I think you put your finger on something here: the story of my father’s life that I tell in Love & Fury is a done deal, so to speak. And that allowed me to begin the book with his illness and end it at his grave. So even though the other lives portrayed in the memoir, including my own, are still unfolding and have no final shape, a reader will come away with the sense that a whole story has been told. For the living there are only provisional resolutions, so I tried to have the stories of each of the people I portray, including myself, come to rest in a moment pointed forward.

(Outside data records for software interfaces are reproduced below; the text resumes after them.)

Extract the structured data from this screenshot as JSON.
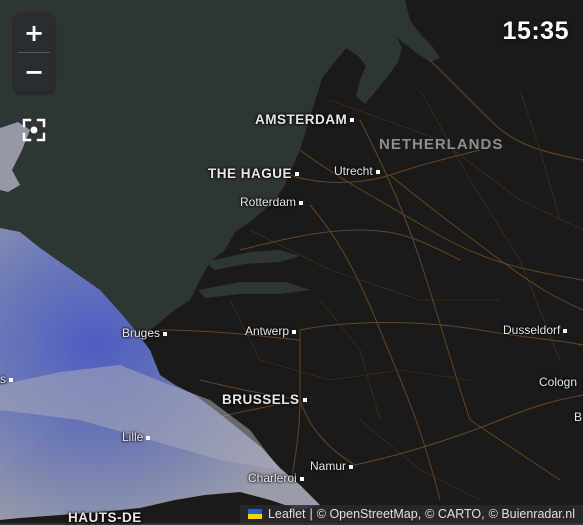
{
  "clock": "15:35",
  "zoom": {
    "in_label": "+",
    "out_label": "−"
  },
  "map": {
    "country_label": "NETHERLANDS",
    "cities": [
      {
        "id": "amsterdam",
        "label": "AMSTERDAM",
        "major": true
      },
      {
        "id": "the-hague",
        "label": "THE HAGUE",
        "major": true
      },
      {
        "id": "utrecht",
        "label": "Utrecht",
        "major": false
      },
      {
        "id": "rotterdam",
        "label": "Rotterdam",
        "major": false
      },
      {
        "id": "bruges",
        "label": "Bruges",
        "major": false
      },
      {
        "id": "antwerp",
        "label": "Antwerp",
        "major": false
      },
      {
        "id": "dusseldorf",
        "label": "Dusseldorf",
        "major": false
      },
      {
        "id": "cologne",
        "label": "Cologn",
        "major": false
      },
      {
        "id": "brussels",
        "label": "BRUSSELS",
        "major": true
      },
      {
        "id": "lille",
        "label": "Lille",
        "major": false
      },
      {
        "id": "namur",
        "label": "Namur",
        "major": false
      },
      {
        "id": "charleroi",
        "label": "Charleroi",
        "major": false
      },
      {
        "id": "hauts-de-france",
        "label": "HAUTS-DE",
        "major": true
      },
      {
        "id": "edge-b",
        "label": "B",
        "major": false
      },
      {
        "id": "edge-s",
        "label": "s",
        "major": false
      }
    ]
  },
  "attribution": {
    "leaflet": "Leaflet",
    "separator": "|",
    "osm": "© OpenStreetMap,",
    "carto": "© CARTO,",
    "buienradar": "© Buienradar.nl"
  },
  "colors": {
    "sea": "#2d3535",
    "land": "#1c1a18",
    "roads": "#6e4e2c",
    "rain_light": "#a9aab8",
    "rain_medium": "#6f7bc4",
    "rain_heavy": "#4d5cc4"
  }
}
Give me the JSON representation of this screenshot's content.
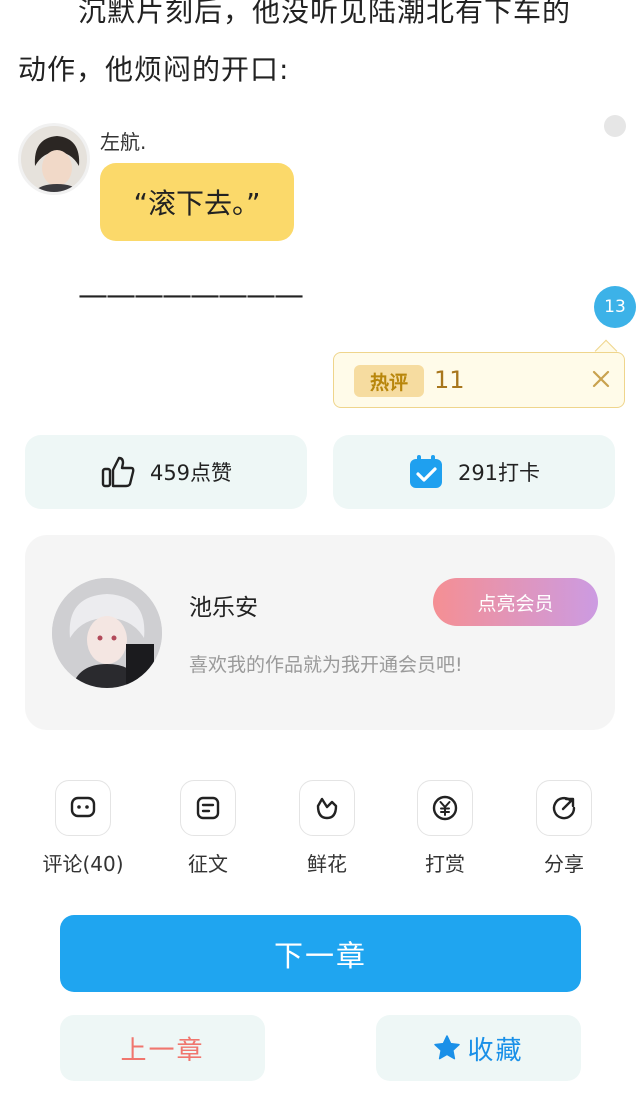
{
  "story": {
    "line1": "沉默片刻后，他没听见陆潮北有下车的",
    "line2": "动作，他烦闷的开口:",
    "dialog_speaker": "左航.",
    "dialog_text": "“滚下去。”",
    "separator": "————————"
  },
  "comment_badge": {
    "count": "13"
  },
  "hot_comment_popup": {
    "tag": "热评",
    "count": "11",
    "close_icon": "close-icon"
  },
  "stats": {
    "like_label": "459点赞",
    "like_icon": "thumbs-up-icon",
    "checkin_label": "291打卡",
    "checkin_icon": "calendar-check-icon"
  },
  "author_card": {
    "name": "池乐安",
    "message": "喜欢我的作品就为我开通会员吧!",
    "vip_button": "点亮会员"
  },
  "actions": [
    {
      "label": "评论(40)",
      "icon": "comment-icon"
    },
    {
      "label": "征文",
      "icon": "essay-icon"
    },
    {
      "label": "鲜花",
      "icon": "flower-icon"
    },
    {
      "label": "打赏",
      "icon": "yen-coin-icon"
    },
    {
      "label": "分享",
      "icon": "share-icon"
    }
  ],
  "navigation": {
    "next_chapter": "下一章",
    "prev_chapter": "上一章",
    "favorite": "收藏"
  },
  "colors": {
    "bubble": "#fbd96a",
    "primary_blue": "#1fa5f0",
    "badge_blue": "#3cb2e8",
    "prev_red": "#f0766e",
    "vip_gradient_start": "#f58f93",
    "vip_gradient_end": "#cc9be2"
  }
}
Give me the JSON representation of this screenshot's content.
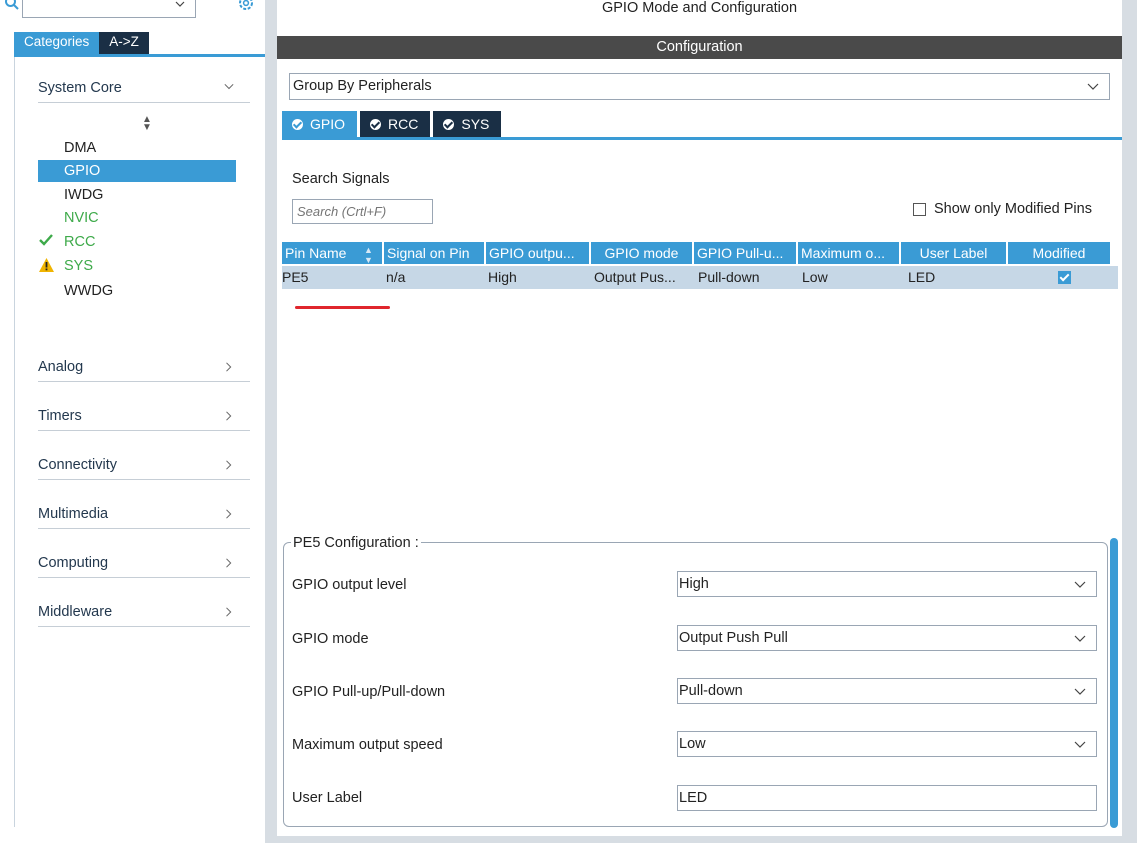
{
  "left": {
    "search_value": "",
    "tabs": {
      "categories": "Categories",
      "az": "A->Z"
    },
    "categories": {
      "system_core": "System Core",
      "analog": "Analog",
      "timers": "Timers",
      "connectivity": "Connectivity",
      "multimedia": "Multimedia",
      "computing": "Computing",
      "middleware": "Middleware"
    },
    "system_core_items": {
      "dma": "DMA",
      "gpio": "GPIO",
      "iwdg": "IWDG",
      "nvic": "NVIC",
      "rcc": "RCC",
      "sys": "SYS",
      "wwdg": "WWDG"
    }
  },
  "main": {
    "title": "GPIO Mode and Configuration",
    "config_bar": "Configuration",
    "group_by": "Group By Peripherals",
    "peripheral_tabs": {
      "gpio": "GPIO",
      "rcc": "RCC",
      "sys": "SYS"
    },
    "search_signals_label": "Search Signals",
    "search_placeholder": "Search (Crtl+F)",
    "show_only_modified": "Show only Modified Pins",
    "table": {
      "headers": {
        "pin_name": "Pin Name",
        "signal": "Signal on Pin",
        "gpio_output": "GPIO outpu...",
        "gpio_mode": "GPIO mode",
        "gpio_pull": "GPIO Pull-u...",
        "max_speed": "Maximum o...",
        "user_label": "User Label",
        "modified": "Modified"
      },
      "row": {
        "pin_name": "PE5",
        "signal": "n/a",
        "gpio_output": "High",
        "gpio_mode": "Output Pus...",
        "gpio_pull": "Pull-down",
        "max_speed": "Low",
        "user_label": "LED",
        "modified": true
      }
    },
    "pin_config": {
      "legend": "PE5 Configuration :",
      "output_level_label": "GPIO output level",
      "output_level_value": "High",
      "mode_label": "GPIO mode",
      "mode_value": "Output Push Pull",
      "pull_label": "GPIO Pull-up/Pull-down",
      "pull_value": "Pull-down",
      "speed_label": "Maximum output speed",
      "speed_value": "Low",
      "user_label_label": "User Label",
      "user_label_value": "LED"
    }
  },
  "colors": {
    "accent": "#3a9bd5",
    "dark_tab": "#1a2f45",
    "config_bar": "#4a4a4a",
    "status_green": "#3eaa4a",
    "warning": "#f0b400",
    "marker_red": "#e0262d",
    "row_bg": "#c6d7e6"
  },
  "icons": [
    "search-icon",
    "chevron-down-icon",
    "gear-icon",
    "sort-icon",
    "check-icon",
    "warning-icon",
    "chevron-right-icon",
    "check-circle-icon"
  ]
}
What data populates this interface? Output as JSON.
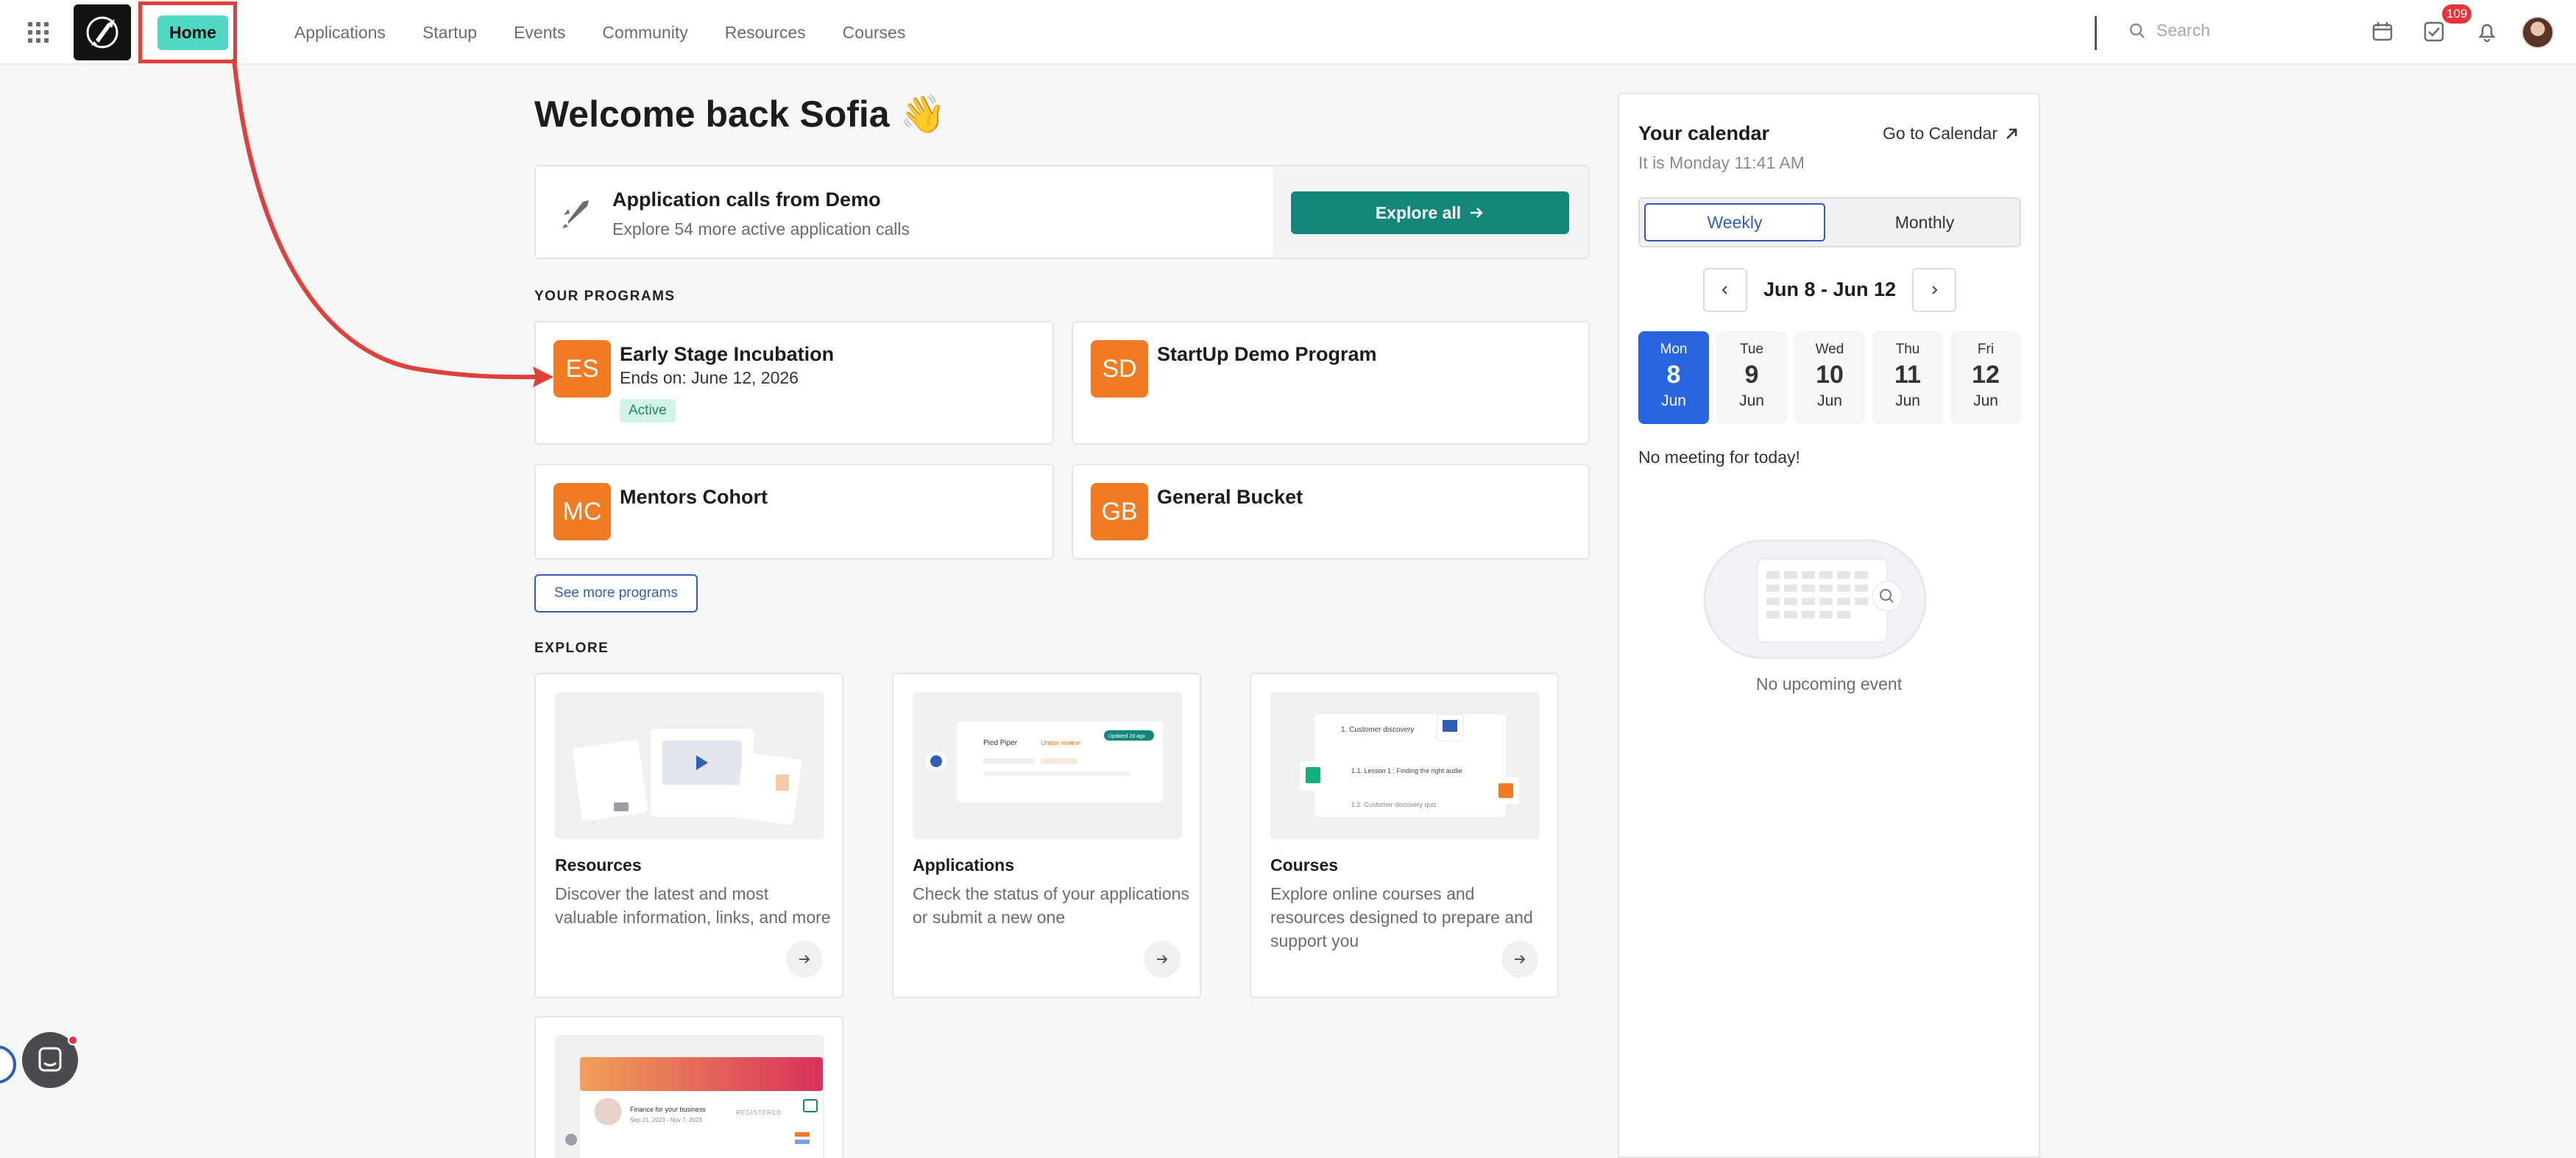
{
  "nav": {
    "home": "Home",
    "items": [
      "Applications",
      "Startup",
      "Events",
      "Community",
      "Resources",
      "Courses"
    ],
    "search_placeholder": "Search",
    "task_badge": "109"
  },
  "welcome": "Welcome back Sofia 👋",
  "app_calls": {
    "title": "Application calls from Demo",
    "subtitle": "Explore 54 more active application calls",
    "button": "Explore all"
  },
  "programs": {
    "label": "YOUR PROGRAMS",
    "items": [
      {
        "initials": "ES",
        "name": "Early Stage Incubation",
        "ends": "Ends on: June 12, 2026",
        "status": "Active"
      },
      {
        "initials": "SD",
        "name": "StartUp Demo Program"
      },
      {
        "initials": "MC",
        "name": "Mentors Cohort"
      },
      {
        "initials": "GB",
        "name": "General Bucket"
      }
    ],
    "see_more": "See more programs"
  },
  "explore": {
    "label": "EXPLORE",
    "cards": [
      {
        "title": "Resources",
        "desc": "Discover the latest and most valuable information, links, and more"
      },
      {
        "title": "Applications",
        "desc": "Check the status of your applications or submit a new one"
      },
      {
        "title": "Courses",
        "desc": "Explore online courses and resources designed to prepare and support you"
      }
    ],
    "preview_courses": [
      "1. Customer discovery",
      "1.1. Lesson 1 : Finding the right audie",
      "1.2. Customer discovery quiz"
    ],
    "preview_apps": [
      "Pied Piper",
      "Under review",
      "Updated 2d ago"
    ],
    "preview_event": [
      "Finance for your business",
      "Sep 21, 2023 - Nov 7, 2023",
      "REGISTERED"
    ]
  },
  "calendar": {
    "title": "Your calendar",
    "link": "Go to Calendar",
    "time": "It is Monday 11:41 AM",
    "weekly": "Weekly",
    "monthly": "Monthly",
    "week_label": "Jun 8 - Jun 12",
    "days": [
      {
        "dow": "Mon",
        "num": "8",
        "mon": "Jun"
      },
      {
        "dow": "Tue",
        "num": "9",
        "mon": "Jun"
      },
      {
        "dow": "Wed",
        "num": "10",
        "mon": "Jun"
      },
      {
        "dow": "Thu",
        "num": "11",
        "mon": "Jun"
      },
      {
        "dow": "Fri",
        "num": "12",
        "mon": "Jun"
      }
    ],
    "no_meeting": "No meeting for today!",
    "no_event": "No upcoming event"
  },
  "colors": {
    "brand_teal": "#14877a",
    "home_highlight": "#4fd8c4",
    "annotation_red": "#e0403a",
    "active_day": "#2764e0",
    "program_orange": "#f07b22"
  }
}
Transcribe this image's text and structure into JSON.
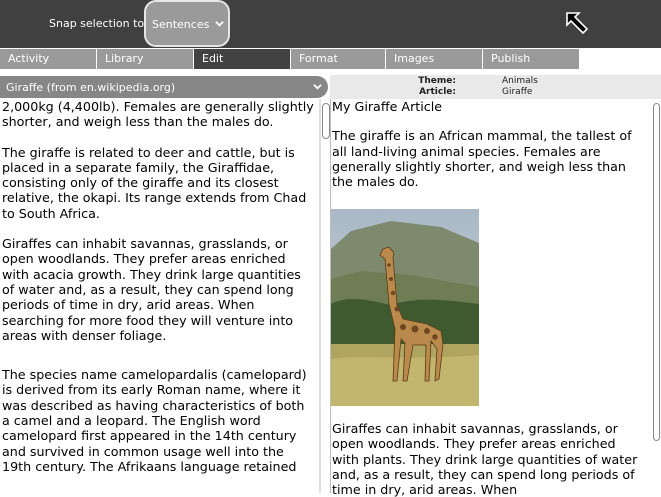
{
  "toolbar": {
    "snap_label": "Snap selection to:",
    "snap_value": "Sentences"
  },
  "tabs": [
    {
      "label": "Activity",
      "active": false
    },
    {
      "label": "Library",
      "active": false
    },
    {
      "label": "Edit",
      "active": true
    },
    {
      "label": "Format",
      "active": false
    },
    {
      "label": "Images",
      "active": false
    },
    {
      "label": "Publish",
      "active": false
    }
  ],
  "source": {
    "title": "Giraffe (from en.wikipedia.org)"
  },
  "meta": {
    "theme_key": "Theme:",
    "theme_value": "Animals",
    "article_key": "Article:",
    "article_value": "Giraffe"
  },
  "left_paragraphs": [
    "2,000kg (4,400lb). Females are generally slightly shorter, and weigh less than the males do.",
    "The giraffe is related to deer and cattle, but is placed in a separate family, the Giraffidae, consisting only of the giraffe and its closest relative, the okapi. Its range extends from Chad to South Africa.",
    "Giraffes can inhabit savannas, grasslands, or open woodlands. They prefer areas enriched with acacia growth. They drink large quantities of water and, as a result, they can spend long periods of time in dry, arid areas. When searching for more food they will venture into areas with denser foliage.",
    "The species name camelopardalis (camelopard) is derived from its early Roman name, where it was described as having characteristics of both a camel and a leopard. The English word camelopard first appeared in the 14th century and survived in common usage well into the 19th century. The Afrikaans language retained"
  ],
  "article": {
    "heading": "My Giraffe Article",
    "intro": "The giraffe is an African mammal, the tallest of all land-living animal species. Females are generally slightly shorter, and weigh less than the males do.",
    "after_image": "Giraffes can inhabit savannas, grasslands, or open woodlands. They prefer areas enriched with plants. They drink large quantities of water and, as a result, they can spend long periods of time in dry, arid areas. When"
  },
  "colors": {
    "toolbar_bg": "#404040",
    "tab_bg": "#9a9a9a",
    "tab_active_bg": "#424242",
    "header_bg": "#868686"
  }
}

This is a wonderful interview. I like that a white woman is interviewing a white man about race issues and how they influence him and everyone. This Hoffman quote is great: “It makes the issue of personal responsibility a tricky one, doesn’t it? People do stupid things, make poor decisions, indulge themselves, make mistakes — but they do so within a set of circumstances and choices that are decidedly different depending on your skin color and class, and the costs of those mistakes, especially for young people, are massively and indefensibly unequal.” Lee, I would like to see a white person interview one of your African American contributors, and an African-American interview a white person, touching on race issues. Maybe you’ve already done so and I missed it. Thanks for a wonderful interview.
I found this interview very illuminating, not just with respect to Richard’s process but also with respect to what might be called the moral requirements of the memoir. When Richard says “I think that if you represent a person’s struggles honestly, with compassion for their suffering and respect for their identity, for the way they see themselves not only the way you see them, then you honor them.” he is answering an important question about our responsibility to those we include in our stories.